After the release of the interim report Tuesday, FirstEnergy continued to deny that it was substantially responsible for the cascading outage, which Energy Secretary Spencer Abraham said was “largely preventable.”
“We remain convinced that the outage cannot be explained by events on any one utility system,” FirstEnergy President and Chief Operating Officer Anthony J. Alexander said.
The task force has blamed FirstEnergy for triggering the blackout, which began in northern Ohio as an overload of power caused transmission lines and electrical systems to shut down.
The 124-page report said “computer failures leading to the loss of situational awareness in (FirstEnergy’s) control room and the loss of key ... transmission lines due to contacts with trees were the most important causes” of the outage.
In remarks Tuesday, Abraham said the blackout began “when three high voltage transmission lines operated by FirstEnergy Corp. short-circuited and went out of service when they came into contact with trees that were too close to the lines.”
All three of those lines were in northern Ohio.

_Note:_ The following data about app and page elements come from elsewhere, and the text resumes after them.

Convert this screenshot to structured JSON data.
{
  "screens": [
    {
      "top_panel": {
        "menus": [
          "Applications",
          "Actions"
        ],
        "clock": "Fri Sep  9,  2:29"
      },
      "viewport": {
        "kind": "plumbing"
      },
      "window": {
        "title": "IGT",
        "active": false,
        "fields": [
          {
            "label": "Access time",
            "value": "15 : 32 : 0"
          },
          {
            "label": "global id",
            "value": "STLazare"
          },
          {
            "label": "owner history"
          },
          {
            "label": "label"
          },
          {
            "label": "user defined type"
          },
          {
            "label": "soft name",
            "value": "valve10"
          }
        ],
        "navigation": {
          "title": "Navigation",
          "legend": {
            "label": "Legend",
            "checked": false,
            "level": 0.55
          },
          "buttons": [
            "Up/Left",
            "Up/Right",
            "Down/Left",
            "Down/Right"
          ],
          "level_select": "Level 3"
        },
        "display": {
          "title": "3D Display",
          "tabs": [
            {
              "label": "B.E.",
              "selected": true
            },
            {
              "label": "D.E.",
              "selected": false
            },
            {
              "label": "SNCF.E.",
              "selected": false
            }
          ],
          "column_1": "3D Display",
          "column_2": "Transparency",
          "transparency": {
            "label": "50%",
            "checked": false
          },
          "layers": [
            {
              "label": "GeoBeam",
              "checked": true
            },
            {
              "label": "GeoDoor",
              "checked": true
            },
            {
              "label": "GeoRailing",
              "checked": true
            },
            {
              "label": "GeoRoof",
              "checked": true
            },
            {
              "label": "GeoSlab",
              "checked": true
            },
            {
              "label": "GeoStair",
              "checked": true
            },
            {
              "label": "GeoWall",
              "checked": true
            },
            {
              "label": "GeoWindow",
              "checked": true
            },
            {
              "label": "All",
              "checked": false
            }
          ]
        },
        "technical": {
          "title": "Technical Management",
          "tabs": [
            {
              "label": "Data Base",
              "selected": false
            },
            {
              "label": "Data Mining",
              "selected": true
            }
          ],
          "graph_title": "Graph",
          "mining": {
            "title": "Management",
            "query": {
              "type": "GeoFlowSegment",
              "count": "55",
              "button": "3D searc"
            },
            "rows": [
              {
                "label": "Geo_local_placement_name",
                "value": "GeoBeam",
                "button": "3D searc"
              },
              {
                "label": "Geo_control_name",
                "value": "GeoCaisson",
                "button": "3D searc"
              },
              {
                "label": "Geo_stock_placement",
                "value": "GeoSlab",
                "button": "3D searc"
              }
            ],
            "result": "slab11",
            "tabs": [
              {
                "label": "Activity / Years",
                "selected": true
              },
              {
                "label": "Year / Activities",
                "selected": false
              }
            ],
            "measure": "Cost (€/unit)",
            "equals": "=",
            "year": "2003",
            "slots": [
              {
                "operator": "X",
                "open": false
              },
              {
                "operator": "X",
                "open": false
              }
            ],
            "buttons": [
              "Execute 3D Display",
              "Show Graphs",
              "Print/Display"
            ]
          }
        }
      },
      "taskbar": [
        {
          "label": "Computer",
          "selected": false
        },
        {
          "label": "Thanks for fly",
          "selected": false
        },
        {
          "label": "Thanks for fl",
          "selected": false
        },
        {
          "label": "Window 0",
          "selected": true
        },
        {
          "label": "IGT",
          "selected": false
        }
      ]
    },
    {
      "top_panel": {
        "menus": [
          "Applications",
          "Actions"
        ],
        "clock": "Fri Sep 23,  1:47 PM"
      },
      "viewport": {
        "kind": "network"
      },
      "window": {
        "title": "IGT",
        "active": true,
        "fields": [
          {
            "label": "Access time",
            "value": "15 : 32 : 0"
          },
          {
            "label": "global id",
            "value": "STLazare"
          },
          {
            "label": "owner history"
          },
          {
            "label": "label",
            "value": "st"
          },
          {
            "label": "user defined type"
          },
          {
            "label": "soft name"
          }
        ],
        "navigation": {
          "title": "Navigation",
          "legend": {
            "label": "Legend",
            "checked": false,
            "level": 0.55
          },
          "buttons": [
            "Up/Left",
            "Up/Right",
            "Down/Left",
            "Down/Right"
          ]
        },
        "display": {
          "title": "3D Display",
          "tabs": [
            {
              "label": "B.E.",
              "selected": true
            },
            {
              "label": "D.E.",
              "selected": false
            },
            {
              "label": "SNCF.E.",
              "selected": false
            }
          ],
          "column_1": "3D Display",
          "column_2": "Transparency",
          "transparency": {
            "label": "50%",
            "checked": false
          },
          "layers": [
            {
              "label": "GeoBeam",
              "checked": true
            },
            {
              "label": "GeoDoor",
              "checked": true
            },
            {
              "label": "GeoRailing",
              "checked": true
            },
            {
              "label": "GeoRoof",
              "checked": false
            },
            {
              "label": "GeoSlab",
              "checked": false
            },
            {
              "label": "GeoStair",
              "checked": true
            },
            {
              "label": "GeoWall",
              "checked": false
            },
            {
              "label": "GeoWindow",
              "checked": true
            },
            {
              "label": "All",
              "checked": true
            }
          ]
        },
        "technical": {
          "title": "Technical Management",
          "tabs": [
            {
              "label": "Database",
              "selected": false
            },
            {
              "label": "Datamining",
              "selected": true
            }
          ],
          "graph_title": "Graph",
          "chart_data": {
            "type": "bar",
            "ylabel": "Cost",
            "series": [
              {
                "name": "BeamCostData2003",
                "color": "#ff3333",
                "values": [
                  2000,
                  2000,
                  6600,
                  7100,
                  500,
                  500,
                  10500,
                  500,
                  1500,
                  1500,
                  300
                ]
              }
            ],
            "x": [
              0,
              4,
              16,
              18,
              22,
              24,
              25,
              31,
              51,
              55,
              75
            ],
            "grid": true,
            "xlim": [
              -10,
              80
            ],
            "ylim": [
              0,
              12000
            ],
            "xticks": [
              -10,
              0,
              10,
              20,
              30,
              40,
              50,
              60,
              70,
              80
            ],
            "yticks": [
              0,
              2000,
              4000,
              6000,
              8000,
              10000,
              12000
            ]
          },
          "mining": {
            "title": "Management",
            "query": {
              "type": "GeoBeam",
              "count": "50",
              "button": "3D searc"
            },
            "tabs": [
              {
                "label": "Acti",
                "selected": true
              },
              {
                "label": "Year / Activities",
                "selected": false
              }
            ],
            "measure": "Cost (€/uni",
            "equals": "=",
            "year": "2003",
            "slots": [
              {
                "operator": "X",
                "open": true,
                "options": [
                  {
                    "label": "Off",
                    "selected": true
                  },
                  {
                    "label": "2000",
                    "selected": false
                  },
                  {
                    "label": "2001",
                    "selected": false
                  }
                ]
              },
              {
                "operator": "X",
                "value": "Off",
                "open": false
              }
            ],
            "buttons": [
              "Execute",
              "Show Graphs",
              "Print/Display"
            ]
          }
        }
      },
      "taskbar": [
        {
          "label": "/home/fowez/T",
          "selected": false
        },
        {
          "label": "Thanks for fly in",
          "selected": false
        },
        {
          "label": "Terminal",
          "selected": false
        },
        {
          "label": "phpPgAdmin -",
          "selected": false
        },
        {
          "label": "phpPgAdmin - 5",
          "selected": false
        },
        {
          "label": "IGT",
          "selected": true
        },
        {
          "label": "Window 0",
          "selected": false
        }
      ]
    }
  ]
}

One was the 34-mile long Star-South Canton line, which connects American Electric Power’s South Canton station to First Energy’s Star Station near Wadsworth.
“After the Star-South Canton line was lost, flows increased greatly on the ... system toward Cleveland and area voltage levels began to degrade,” the report said.

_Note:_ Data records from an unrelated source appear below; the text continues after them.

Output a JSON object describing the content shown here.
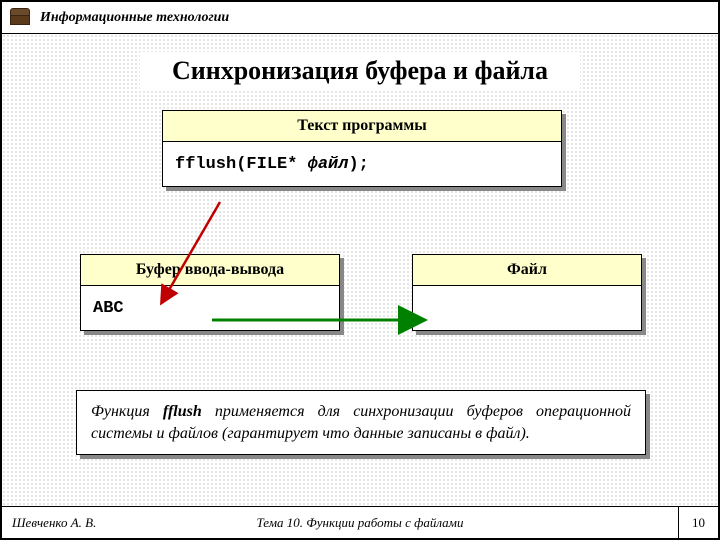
{
  "header": {
    "course": "Информационные технологии"
  },
  "title": "Синхронизация буфера и файла",
  "program_box": {
    "header": "Текст программы",
    "code_fn": "fflush",
    "code_open": "(FILE* ",
    "code_arg": "файл",
    "code_close": ");"
  },
  "buffer_box": {
    "header": "Буфер ввода-вывода",
    "content": "ABC"
  },
  "file_box": {
    "header": "Файл",
    "content": ""
  },
  "description": {
    "pre": "Функция ",
    "fn": "fflush",
    "post": " применяется для синхронизации буферов операционной системы и файлов (гарантирует что данные записаны в файл)."
  },
  "footer": {
    "author": "Шевченко А. В.",
    "topic": "Тема 10. Функции работы с файлами",
    "page": "10"
  }
}
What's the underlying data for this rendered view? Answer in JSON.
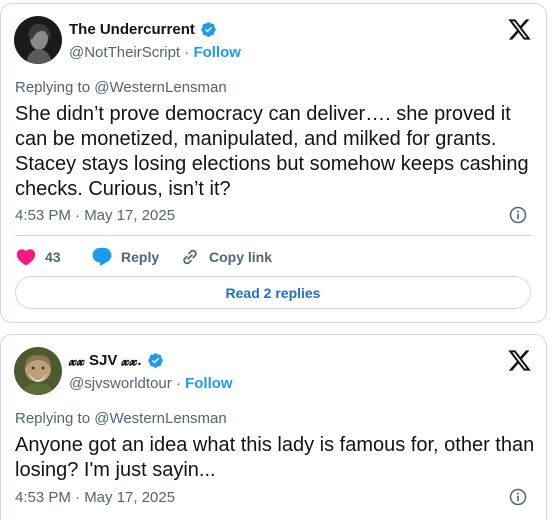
{
  "tweets": [
    {
      "display_name": "The Undercurrent",
      "handle": "@NotTheirScript",
      "separator": "·",
      "follow_label": "Follow",
      "replying_to": "Replying to @WesternLensman",
      "text": "She didn’t prove democracy can deliver…. she proved it can be monetized, manipulated, and milked for grants. Stacey stays losing elections but somehow keeps cashing checks. Curious, isn’t it?",
      "timestamp": "4:53 PM · May 17, 2025",
      "like_count": "43",
      "reply_label": "Reply",
      "copy_link_label": "Copy link",
      "read_replies_label": "Read 2 replies"
    },
    {
      "display_name": "𝔁𝔁 SJV 𝔁𝔁.",
      "handle": "@sjvsworldtour",
      "separator": "·",
      "follow_label": "Follow",
      "replying_to": "Replying to @WesternLensman",
      "text": "Anyone got an idea what this lady is famous for, other than losing? I'm just sayin...",
      "timestamp": "4:53 PM · May 17, 2025"
    }
  ],
  "colors": {
    "accent": "#1d9bf0",
    "like": "#f91880",
    "text_primary": "#0f1419",
    "text_secondary": "#536471",
    "border": "#cfd9de"
  },
  "icons": [
    "verified-badge-icon",
    "x-logo-icon",
    "info-icon",
    "heart-icon",
    "reply-icon",
    "link-icon"
  ]
}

The report said FirstEnergy failed to manage tree growth in its rights of way, causing the shorting of the three transmission lines. Tree to line contacts are not unusual in late summer, when power lines experiencing heavy flow begin to sag, touching trees that have grown taller since winter, the task force said.
In the meantime, FirstEnergy’s alarm warning system malfunctioned, and as a result, “the control room operators took no action, such as shedding load, which could have kept the problem from growing, and becoming too large to control,” Abraham said.
Because FirstEnergy operators were unaware their monitoring equipment had failed, Abraham said “they did not inform neighboring utilities and reliability coordinators, who also could have helped address the problem.”
The task force also found fault with Midwest Independent System Operator, a Carmel, Ind.-based reliability coordinator.
Abraham said MISO’s “system analysis tools weren’t performing effectively ... . This prevented MISO from becoming aware of FirstEnergy’s problems earlier and taking action,” he said.
In what it termed “initial findings” subject to review, the task force found FirstEnergy in violation of four reliability standards and MISO in violation of two.
FirstEnergy failed to notify other utilities of an impending system emergency, accounting for one of the violations, the report said. Another violation by FirstEnergy involved providing inadequate training to operators “for maintaining reliable operation.”
In a statement, MISO did not directly respond to any of the report’s findings. The organization said it recognized the value of communications during critical times and “to that end we are implementing improved communications equipment to better coordinate with other entities responsible for overseeing reliability of wholesale electric power grids.”
In its response, FirstEnergy’s Alexander acknowledged that “our computer system experienced problems that day, which we discussed publicly immediately following the outage.”
Alexander, however, accused the task force of ignoring “high power flows to Canada, system frequency variations” and other events that he said contributed to the outage.
“Our transmission system was designed and built to provide reliable service to our customers, not to be a superhighway for long distance transactions to Canada and elsewhere,” he said.
Alexander said when the blackout occurred, “the margins built into our system for serving our customers were being drained by those transactions.”
The task force, however, said it was a fairly normal summer day for utilities despite a “heavy” flow of power through the region from the south and west to the north and east.
“While heavy, these transfers were not beyond previous levels or in directions not seen before,” the task force said.
The report added that none of the conditions that existed prior to the blackout, including high power flows to Canada and the unavailability of individual generators or transmission lines, was responsible for the outage.
The task force did not find any evidence that damage to equipment, tampering or a cyber attack contributed to the outage.
The report said nuclear plants that were affected by the outage followed proper procedures to shut down and restart safely.